Dessicant dehumidifiers are particularly well suited to environments with high humidity levels at low temperatures. They are commonly used in areas of industry where very low relative humidity levels are required as <35% can be achieved easily.

Dehumidifiers that utilise the absorption principle instead of refrigeration to remove moisture are generally quieter as they don’t use a compressor. They are also more effective at lower temperatures as refrigeration coils used for dehumidification lose efficiency the colder the ambient gets.



Some portable dehumidifiers, especially those designed for domestic applications,will come complete with a vessel for condensate collection. To prevent overfill and subsequent spillage these vessels will usually have some sort of float sensor to switch the unit off once it is full.When used in warmer, more humid environments these buckets willfill more quickly than in colder, drier climates and will need to be manually emptied and replaced several times per day to ensure continued operation.

Portable commercial dehumidifiers tend to have a spout leading from the drip tray that sits under the evaporator coil and catches the condensate from the coil above. A hose can then be attached to the spot and fed directly to a suitable drain point. Alternatively, some units may feature a condensate pump to move collected water to a disposal location when gravity drainage is not possible.


Although classified as a type of clean grey water the condensate produced by dehumidifiers is not considered safe for either human consumption or watering vegetables, though it can be used for watering plants. The primary concerns are:

  • The water may contain trace metals from solder and other metallic parts, most significantly lead (which is quite dangerous), but also copper, aluminium, or zine. The trace metals may pose a danger if used on edible plants, as they can bioaccumulate. However, the water is usable for irrigation of non-edible plants.
  • Various pathogens, including fungal spores, may accumulate in the water, particularly due to its stafnancy. Unlike in distilled water production, the water is not boiled, which would kill pathogens (including bacteria).
  • As with distilled water, beneficial minerals are largely absent.

Applications and common uses

Homes and offices:

Dehumidifiers used within buildings can help control and maintain:

  • Excessive body perspiration build up that cannot evaporate in moisture-saturated air
  • Condensation dripping from cold-water pipes
  • Warping and sticking of furniture and doors
  • Mold and mildew, which can cause fabrics, books, and furnishings to develop mustiness
  • Clothes moths, fleas, cockroaches, woodlice, millipedes, and dust mites which thrive in damp conditions (basements, crawl spaces, kitchens, bedrooms, bathrooms, spas or indoor pool areas, warehouses, workshops)
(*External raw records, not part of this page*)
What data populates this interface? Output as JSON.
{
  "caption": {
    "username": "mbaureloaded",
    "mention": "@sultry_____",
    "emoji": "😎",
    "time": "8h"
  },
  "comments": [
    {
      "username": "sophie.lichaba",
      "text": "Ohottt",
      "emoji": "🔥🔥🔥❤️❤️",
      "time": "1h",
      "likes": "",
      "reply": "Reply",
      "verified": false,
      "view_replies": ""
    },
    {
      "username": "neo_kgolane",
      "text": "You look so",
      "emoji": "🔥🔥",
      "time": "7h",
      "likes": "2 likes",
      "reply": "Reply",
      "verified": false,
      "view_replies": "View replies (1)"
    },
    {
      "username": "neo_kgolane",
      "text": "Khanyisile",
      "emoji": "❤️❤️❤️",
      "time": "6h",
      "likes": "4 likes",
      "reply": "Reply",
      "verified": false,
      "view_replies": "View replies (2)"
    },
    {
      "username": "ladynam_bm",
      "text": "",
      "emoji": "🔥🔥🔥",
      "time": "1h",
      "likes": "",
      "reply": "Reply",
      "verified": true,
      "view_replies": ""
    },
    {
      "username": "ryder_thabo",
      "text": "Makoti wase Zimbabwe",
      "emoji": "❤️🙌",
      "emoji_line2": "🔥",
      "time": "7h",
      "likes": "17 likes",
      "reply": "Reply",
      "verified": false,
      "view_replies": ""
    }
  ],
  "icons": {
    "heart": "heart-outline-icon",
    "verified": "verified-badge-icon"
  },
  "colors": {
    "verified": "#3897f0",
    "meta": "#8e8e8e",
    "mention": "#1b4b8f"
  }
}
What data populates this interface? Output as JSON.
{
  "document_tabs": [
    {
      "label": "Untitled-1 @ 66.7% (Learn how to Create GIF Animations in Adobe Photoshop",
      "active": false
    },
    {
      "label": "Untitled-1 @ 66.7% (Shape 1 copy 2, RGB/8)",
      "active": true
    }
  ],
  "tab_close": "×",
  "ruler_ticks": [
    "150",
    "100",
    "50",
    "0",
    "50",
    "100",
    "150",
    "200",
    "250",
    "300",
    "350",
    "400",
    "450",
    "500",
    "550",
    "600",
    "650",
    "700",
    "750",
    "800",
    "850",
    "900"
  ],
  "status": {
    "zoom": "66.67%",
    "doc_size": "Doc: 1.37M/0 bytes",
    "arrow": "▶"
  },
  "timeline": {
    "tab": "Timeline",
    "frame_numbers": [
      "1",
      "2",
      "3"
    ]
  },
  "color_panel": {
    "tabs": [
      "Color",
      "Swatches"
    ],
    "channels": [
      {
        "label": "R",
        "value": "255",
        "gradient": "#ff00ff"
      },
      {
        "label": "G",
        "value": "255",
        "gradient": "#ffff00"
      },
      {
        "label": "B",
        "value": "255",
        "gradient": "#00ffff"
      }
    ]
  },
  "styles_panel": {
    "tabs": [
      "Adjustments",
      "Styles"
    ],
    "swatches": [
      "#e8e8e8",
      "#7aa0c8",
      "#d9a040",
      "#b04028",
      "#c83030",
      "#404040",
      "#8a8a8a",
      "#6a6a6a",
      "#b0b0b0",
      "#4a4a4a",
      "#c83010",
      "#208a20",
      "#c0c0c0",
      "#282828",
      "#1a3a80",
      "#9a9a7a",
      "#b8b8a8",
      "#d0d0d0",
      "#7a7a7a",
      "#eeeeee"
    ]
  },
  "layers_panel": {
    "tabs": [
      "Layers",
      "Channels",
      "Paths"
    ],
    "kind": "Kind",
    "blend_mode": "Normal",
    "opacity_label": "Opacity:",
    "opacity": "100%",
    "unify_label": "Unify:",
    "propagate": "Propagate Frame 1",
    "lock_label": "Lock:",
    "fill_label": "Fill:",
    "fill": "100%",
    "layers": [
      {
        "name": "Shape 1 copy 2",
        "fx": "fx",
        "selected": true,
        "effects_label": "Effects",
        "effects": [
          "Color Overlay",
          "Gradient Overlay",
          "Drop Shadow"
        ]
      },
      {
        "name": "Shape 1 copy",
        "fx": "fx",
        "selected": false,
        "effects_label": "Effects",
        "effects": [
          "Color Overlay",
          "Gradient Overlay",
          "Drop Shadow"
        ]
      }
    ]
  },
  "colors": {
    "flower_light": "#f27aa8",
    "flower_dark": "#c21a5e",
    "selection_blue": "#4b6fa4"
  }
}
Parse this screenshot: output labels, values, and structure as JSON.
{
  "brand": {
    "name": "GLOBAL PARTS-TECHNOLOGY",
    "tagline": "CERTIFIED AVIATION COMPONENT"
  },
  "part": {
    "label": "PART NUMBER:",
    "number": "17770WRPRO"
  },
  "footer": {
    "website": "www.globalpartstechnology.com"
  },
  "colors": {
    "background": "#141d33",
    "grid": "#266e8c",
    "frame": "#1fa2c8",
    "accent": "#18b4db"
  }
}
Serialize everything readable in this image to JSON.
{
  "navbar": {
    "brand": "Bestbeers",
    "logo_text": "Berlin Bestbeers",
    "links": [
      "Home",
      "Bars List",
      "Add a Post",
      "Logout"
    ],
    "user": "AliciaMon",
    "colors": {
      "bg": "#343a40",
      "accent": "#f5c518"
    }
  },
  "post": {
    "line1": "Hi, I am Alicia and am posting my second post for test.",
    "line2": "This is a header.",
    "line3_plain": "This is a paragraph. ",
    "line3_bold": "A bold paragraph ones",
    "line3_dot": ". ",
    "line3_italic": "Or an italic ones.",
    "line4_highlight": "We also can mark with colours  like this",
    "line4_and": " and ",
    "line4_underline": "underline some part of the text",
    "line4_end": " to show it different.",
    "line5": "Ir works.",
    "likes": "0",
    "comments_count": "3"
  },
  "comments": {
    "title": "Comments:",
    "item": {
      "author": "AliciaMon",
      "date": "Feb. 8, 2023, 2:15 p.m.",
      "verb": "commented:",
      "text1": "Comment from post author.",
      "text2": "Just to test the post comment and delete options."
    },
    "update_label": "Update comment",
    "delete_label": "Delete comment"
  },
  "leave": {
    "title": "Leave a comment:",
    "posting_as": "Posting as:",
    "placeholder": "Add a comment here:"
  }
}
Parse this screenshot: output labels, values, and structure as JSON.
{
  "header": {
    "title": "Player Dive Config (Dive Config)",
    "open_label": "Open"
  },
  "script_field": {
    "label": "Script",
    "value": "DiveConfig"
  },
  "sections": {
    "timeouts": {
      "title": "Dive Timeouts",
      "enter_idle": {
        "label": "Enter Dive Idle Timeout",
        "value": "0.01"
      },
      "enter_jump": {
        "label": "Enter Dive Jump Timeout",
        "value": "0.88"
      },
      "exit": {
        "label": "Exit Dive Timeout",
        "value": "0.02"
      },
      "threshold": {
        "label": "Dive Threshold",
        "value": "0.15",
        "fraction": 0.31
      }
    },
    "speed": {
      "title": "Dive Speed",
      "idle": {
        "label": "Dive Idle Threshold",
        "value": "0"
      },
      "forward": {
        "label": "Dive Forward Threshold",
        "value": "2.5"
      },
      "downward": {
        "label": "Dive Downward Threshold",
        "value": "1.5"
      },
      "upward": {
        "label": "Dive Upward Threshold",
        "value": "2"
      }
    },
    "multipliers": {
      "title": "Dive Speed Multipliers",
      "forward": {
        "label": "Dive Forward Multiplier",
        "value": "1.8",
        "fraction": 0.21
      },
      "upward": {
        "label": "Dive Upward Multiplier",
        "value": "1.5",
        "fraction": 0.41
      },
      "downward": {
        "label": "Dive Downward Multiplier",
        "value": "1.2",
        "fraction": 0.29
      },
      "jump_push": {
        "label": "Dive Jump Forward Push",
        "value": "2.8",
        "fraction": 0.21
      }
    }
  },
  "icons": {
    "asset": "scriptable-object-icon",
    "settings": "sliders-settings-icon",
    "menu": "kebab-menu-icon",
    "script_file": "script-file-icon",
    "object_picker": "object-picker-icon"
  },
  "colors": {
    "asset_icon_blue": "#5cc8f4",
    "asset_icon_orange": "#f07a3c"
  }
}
Building sites and construction

Commercial dehumidifiers are also commonly used within the construction industry and renovations of indoor space to remove excess humidity or mildew. The can help with the curing of plaster, paint and other finishing materials.

For details on our full range of dehumidifiers, portable air con, large industrial fan heaters, cooling fans, ventilation fans, fan coil units and portable packaged water boilers please visit call or email us and a member of our expert team will be able to assist. Alternatively you can also find comprehensive information on our website.